Greetings all,
This newsletter is about what to look for in a woodshop. And we have a hard hitting interview with a manager of an established woodshop.
The truth is that skateboarding is awesome.
The real truth is that starting a skate company and working with a woodshop can be nightmare. Just ask my buddy _____. We can’t give his name because you know…lawyers. But trust me it can be a total nightmare trying to get decks made. We hope this little interview helps you avoid some serious nightmares.
REMEMBER – buyer beware! DO NOT FREAK OUT…read this interview FIRST before you place that order.
What should you be looking for when it comes to choosing a woodshop to make your decks?

History and heritage. This shows credibility and experience right off the bat. The  customer should be able to pull plenty of information about the organization on the internet

Their philosophies and core values.  Check out their website and  see what they are about.

Cleanliness and organization. Visiting the factory not only ensures that  they are not brokers themselves, but also allows the customer the ability to check out their organization. We know that all wood shops are dirty or dusty, but not to a point that it looks like stuff is just thrown everywhere

Customer Service.   Customer service should be a top priority. Are they taking the time to really meet your needs, or do they just want to take your money?

The desire to work with the customer. A great wood shop would sit you down, ask you questions, and be upfront with you about everything verbally and most importantly, in writing, so there are no discrepancies

Over promises. An experienced wood shop would under promise, and maintain their timeline ( usually between 4 to 6 weeks). Most of the time, they finish the job before then.

The woodshop’s opinion and/or advice.  Yes, both parties need to make money. A great wood shop would give their opinion and/ or advice without telling one what to do, hopefully resulting in a production-friendly, quality product. There are no perfect wood shops; they do run into snags and it is to be expected. But make sure that the wood shop communicates this back to you. They should be giving you facts, answers, and solutions…not excuses.

A great wood shop would also let you know that certain processes would be better done by you rather than the wood shop, so you can save money and time. The attitude of the wood shop should be like what’s someone once said , “ We are here to make your life as easy as possible, and help you be successful at the same time.”

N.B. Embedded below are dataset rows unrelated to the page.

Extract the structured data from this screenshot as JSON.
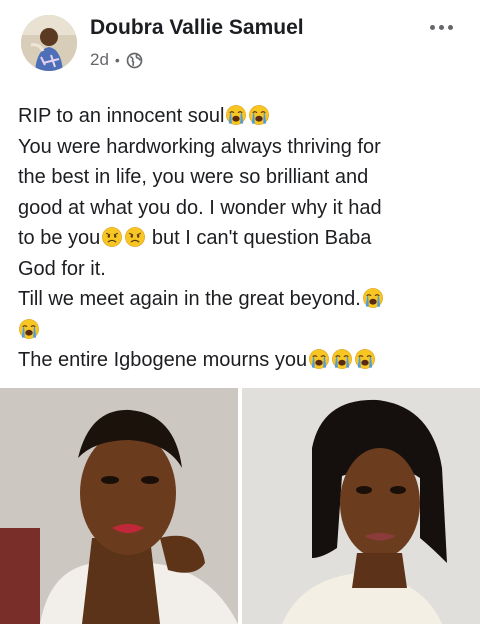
{
  "post": {
    "author": "Doubra Vallie Samuel",
    "time": "2d",
    "separator": "•",
    "privacy_icon": "globe-icon",
    "menu_icon": "more-horizontal-icon"
  },
  "text": {
    "l1": "RIP to an innocent soul",
    "l2": "You were hardworking always thriving for",
    "l3": "the best in life, you were so brilliant and",
    "l4": "good at what you do. I wonder why it had",
    "l5a": "to be you",
    "l5b": " but I can't question Baba",
    "l6": "God for it.",
    "l7": "Till we meet again in the great beyond.",
    "l9": "The entire Igbogene mourns you"
  },
  "emoji": {
    "crying": "loudly-crying-face-emoji",
    "frowning": "frowning-face-emoji"
  },
  "photos": [
    "portrait-photo-left",
    "portrait-photo-right"
  ],
  "colors": {
    "text": "#1c1e21",
    "secondary": "#65676b",
    "emoji_yellow": "#f7c623",
    "tears": "#4a9be3"
  }
}
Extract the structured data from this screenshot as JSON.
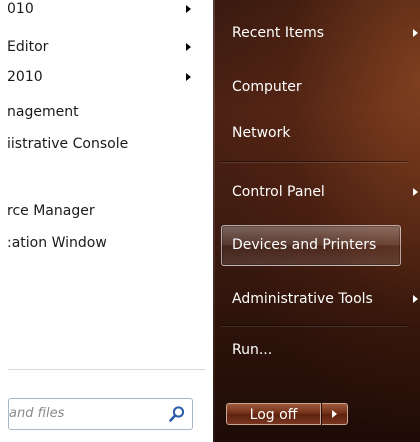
{
  "programs": [
    {
      "label": "010",
      "has_submenu": true
    },
    {
      "label": "Editor",
      "has_submenu": true
    },
    {
      "label": "2010",
      "has_submenu": true
    },
    {
      "label": "nagement",
      "has_submenu": false
    },
    {
      "label": "iistrative Console",
      "has_submenu": false
    },
    {
      "label": "rce Manager",
      "has_submenu": false
    },
    {
      "label": ":ation Window",
      "has_submenu": false
    }
  ],
  "search": {
    "placeholder": "and files"
  },
  "right_menu": [
    {
      "label": "Recent Items",
      "has_submenu": true
    },
    {
      "label": "Computer",
      "has_submenu": false
    },
    {
      "label": "Network",
      "has_submenu": false
    },
    {
      "label": "Control Panel",
      "has_submenu": true
    },
    {
      "label": "Devices and Printers",
      "has_submenu": false,
      "highlighted": true
    },
    {
      "label": "Administrative Tools",
      "has_submenu": true
    },
    {
      "label": "Run...",
      "has_submenu": false
    }
  ],
  "logoff": {
    "label": "Log off"
  },
  "icons": {
    "search": "magnifier-icon",
    "submenu": "chevron-right-icon"
  },
  "colors": {
    "menu_bg": "#ffffff",
    "right_pane": "#3f1b10",
    "text_dark": "#1a1a1a",
    "text_light": "#ffffff"
  }
}
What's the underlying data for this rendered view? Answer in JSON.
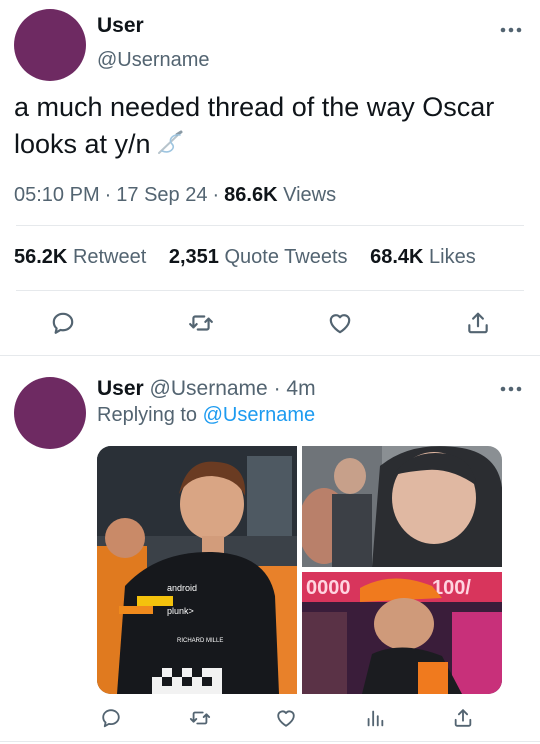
{
  "tweet": {
    "display_name": "User",
    "handle": "@Username",
    "text": "a much needed thread of the way Oscar looks at y/n",
    "text_emoji": "needle-emoji",
    "time": "05:10 PM",
    "date": "17 Sep 24",
    "separator": "·",
    "views_count": "86.6K",
    "views_label": "Views",
    "stats": {
      "retweets_count": "56.2K",
      "retweets_label": "Retweet",
      "quotes_count": "2,351",
      "quotes_label": "Quote Tweets",
      "likes_count": "68.4K",
      "likes_label": "Likes"
    },
    "actions": [
      "reply-icon",
      "retweet-icon",
      "like-icon",
      "share-icon"
    ]
  },
  "reply": {
    "display_name": "User",
    "handle": "@Username",
    "separator": "·",
    "time_ago": "4m",
    "replying_to_label": "Replying to",
    "replying_to_handle": "@Username",
    "photos": [
      "photo-driver-smiling-in-team-suit",
      "photo-driver-selfie-in-hood",
      "photo-driver-in-orange-cap"
    ],
    "actions": [
      "reply-icon",
      "retweet-icon",
      "like-icon",
      "analytics-icon",
      "share-icon"
    ]
  },
  "colors": {
    "avatar": "#6e2a62",
    "link": "#1d9bf0",
    "muted": "#536471",
    "text": "#0f1419",
    "divider": "#e6e9ec"
  }
}
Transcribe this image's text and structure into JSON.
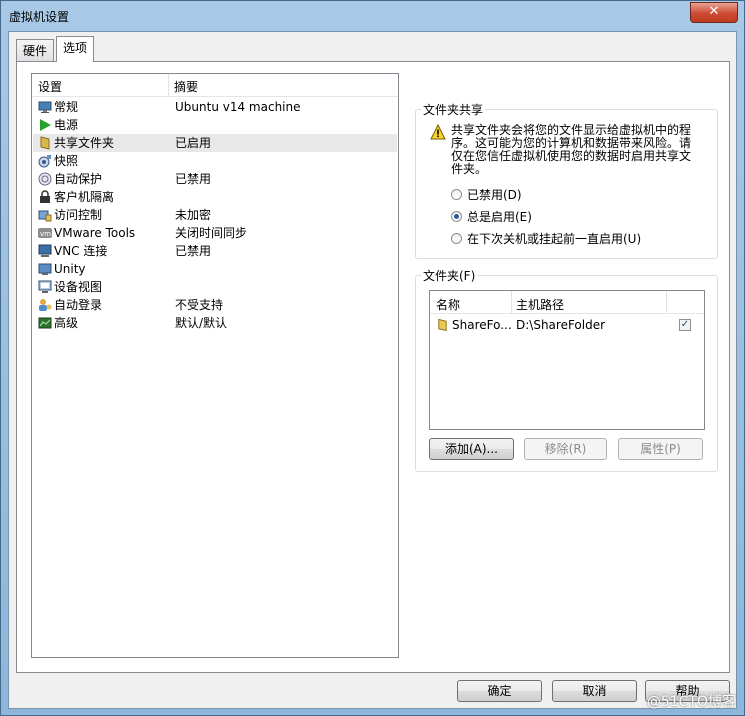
{
  "window": {
    "title": "虚拟机设置",
    "close_symbol": "✕"
  },
  "tabs": [
    {
      "label": "硬件",
      "active": false
    },
    {
      "label": "选项",
      "active": true
    }
  ],
  "settings_list": {
    "headers": {
      "setting": "设置",
      "summary": "摘要"
    },
    "items": [
      {
        "name": "常规",
        "summary": "Ubuntu v14 machine",
        "icon": "monitor-icon"
      },
      {
        "name": "电源",
        "summary": "",
        "icon": "play-icon"
      },
      {
        "name": "共享文件夹",
        "summary": "已启用",
        "icon": "shared-folder-icon",
        "selected": true
      },
      {
        "name": "快照",
        "summary": "",
        "icon": "snapshot-icon"
      },
      {
        "name": "自动保护",
        "summary": "已禁用",
        "icon": "autoprotect-icon"
      },
      {
        "name": "客户机隔离",
        "summary": "",
        "icon": "lock-icon"
      },
      {
        "name": "访问控制",
        "summary": "未加密",
        "icon": "access-control-icon"
      },
      {
        "name": "VMware Tools",
        "summary": "关闭时间同步",
        "icon": "vmware-tools-icon"
      },
      {
        "name": "VNC 连接",
        "summary": "已禁用",
        "icon": "vnc-icon"
      },
      {
        "name": "Unity",
        "summary": "",
        "icon": "unity-icon"
      },
      {
        "name": "设备视图",
        "summary": "",
        "icon": "device-view-icon"
      },
      {
        "name": "自动登录",
        "summary": "不受支持",
        "icon": "autologin-icon"
      },
      {
        "name": "高级",
        "summary": "默认/默认",
        "icon": "advanced-icon"
      }
    ]
  },
  "folder_sharing": {
    "group_title": "文件夹共享",
    "warning_text": "共享文件夹会将您的文件显示给虚拟机中的程序。这可能为您的计算机和数据带来风险。请仅在您信任虚拟机使用您的数据时启用共享文件夹。",
    "options": [
      {
        "label": "已禁用(D)",
        "selected": false
      },
      {
        "label": "总是启用(E)",
        "selected": true
      },
      {
        "label": "在下次关机或挂起前一直启用(U)",
        "selected": false
      }
    ]
  },
  "folders": {
    "group_title": "文件夹(F)",
    "headers": {
      "name": "名称",
      "host_path": "主机路径"
    },
    "rows": [
      {
        "name": "ShareFo...",
        "host_path": "D:\\ShareFolder",
        "enabled": true
      }
    ],
    "buttons": {
      "add": "添加(A)...",
      "remove": "移除(R)",
      "properties": "属性(P)"
    }
  },
  "footer_buttons": {
    "ok": "确定",
    "cancel": "取消",
    "help": "帮助"
  },
  "watermark": "@51CTO博客",
  "colors": {
    "selected_row": "#e8e8e8",
    "title_bar": "#a8c8e6",
    "close_button": "#cc4b32"
  }
}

How to best handle references?

Great wood shops will not reveal their customers. It’s like a code of ethics to keep their OEM customers at secret. Most likely, a great wood shop will already have a great reputation by simple “word of mouth”. Remember that good references should not only be on the quality of the product, but also on timelines, and especially customer service.

What are some alarm bells that should trigger “RUN AWAY!” ?

This is a tough one, since every wood shop looks great at first even with great references, but  do your RESEARCH! If you are caught in the middle of a dilemma, you should look at signs of multiple promises not delivered, and multiple excuses….THIS IS A WARNING SIGN….by the second promise not fulfilled or second excuse….you should start thinking of your exit strategy.

What’s the best way to handle disputes?

Disputes are easy to handle if everything was placed in writing before the start of production. Write everything down, and you as the OEM customer and the wood shop should review the terms.  Once agreed to, both parties should sign off on it

Recap e-mails are a must, just in case there were details that needed more attention or were missed. There’s a saying that the customer is always right.   That is true most of the time, but if you have everything in writing…there should be no question who made the mistake…it’s either the customer or the manufacturer.